You’ve probably heard the expression before, and likely from someone who’s past the prime Pokémon Go demographic.
“There’s no school like the old school.”
But is it true?
As the 20th century recedes, with its paper receipts and wall-mounted telephones and styrofoam-lined milk boxes on front porches (ask your parents), it’s impossible not to wonder if the realities of that world were better or worse. There are clues, though: it wasn’t long ago that a good cup of take-out coffee was itself an oxymoron.
Here’s what I think people mean when they evoke the past. They’re recalling lifetimes spent developing skill—their own lifetimes— and because lifetimes are always personal, the people doing the recalling are reluctant to let those years go. “Old school” in this context suggests person-to-person attention to detail. Old school evokes a time of more handiwork and less automation. It speaks of craftsmanship for all sorts of things based on intangible feel rather than quantifiable metrics. It values hard earned experience over rapidly assimilated techniques.
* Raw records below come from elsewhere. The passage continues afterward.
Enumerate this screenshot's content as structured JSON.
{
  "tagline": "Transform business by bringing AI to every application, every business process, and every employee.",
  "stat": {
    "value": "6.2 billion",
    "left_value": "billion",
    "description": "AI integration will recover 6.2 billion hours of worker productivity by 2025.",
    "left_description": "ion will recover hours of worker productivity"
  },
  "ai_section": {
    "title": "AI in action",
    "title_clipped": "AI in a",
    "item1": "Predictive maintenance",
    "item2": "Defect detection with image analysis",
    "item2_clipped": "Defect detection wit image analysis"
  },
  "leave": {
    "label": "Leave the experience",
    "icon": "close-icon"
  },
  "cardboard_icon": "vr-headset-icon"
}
Of course, believing those intangibilities can compete with today’s world suffers from the fallacy of hubris. Modern automation, metrics, and standardization can profoundly out-compete the goods and services of a more analogue age. Consider this example. Musicians had no drum machines a few decades ago. If you wanted a back-beat in your garage band, someone had to master rhythmic rudiments and whack real drums accordingly— physically—and that’s hard to do well. Now? It’s easy! Just set your tempo, click and drag. The beat to ponder here, is what aspect of music is lost when a person no longer directly creates the sonic vibrations. Philosophers can argue about the fact that people ultimately created the software and hardware that made the sounds, but what happens when drumming doesn't come directly from a drummer?
One has to wonder if the 22nd century will have some equivalent nostalgia for the beginning of the 21st century. Every age looks back to the ones recently departed, but I think we may have reached maximum nostalgia for our time. Here’s why: today’s modern transformative aspect is a surprising lack of humanity in collective productivity. (BTW, my choice of words—“productivity” versus “creativity”—is fully intentional.) Our software is profoundly more sophisticated nowadays, our machines far better engineered, our optimization paradigms more tightly parameterized. Yet even with all that we’ve created in our gleaming world, the churning masses are still atomized and fragmented. We’re a species divided, and our modernity has not set us free.
“Old school”, then, suggests a time when we knew there were other people fundamentally involved in our day to day life. There were real people, with real, human names and faces, balancing the opposite sides of our transaction. We might not have been friends with the milkman, and we certainly had fewer dairy options back then as compared to our modern supermarket, but milk made it to houses in a truck that another person drove and then carried to your front door.
I realize that living, breathing humans load milk onto shelves in contemporary stores, but the process is all but disembodied for most harried shoppers. The milk simply appears there. Same goes for online shopping. Same goes for airline ticket purchases. Same goes for automated highway toll booths. Even medicine, long the most intimate of human services, is beginning to move into the age of automation. The undeniable boon (theoretically) will be inevitably better screenings, better overall health, better access to basics, and that’s a great, good thing. Yet in that transition to qualitative improvement, we lose the experience of entrusting ourselves to someone else. Think about that for a moment, and then ponder what that does to your own internal creativity engine. When there’s no direct reliance on trust, powers of creative perception change. Obligation provokes sensitivity, and sensitivity inspires creative insight.
Old school isn’t actually better. Not long ago vast swaths of the population faced discrimination, suppression, even deprivation. In fact, vast swaths of the population still face these challenges. Old school implies a false, nostalgic sense of a better world. But it also implies a time when subtle human touches differentiated experiences and objects. We might be able to order more precise, more carefully crafted goods and services today in our database driven world, but it’s harder than ever to replicate the intangible value that came from looking someone in the eye, appreciating his or her expertise, and thanking them directly, one person to another.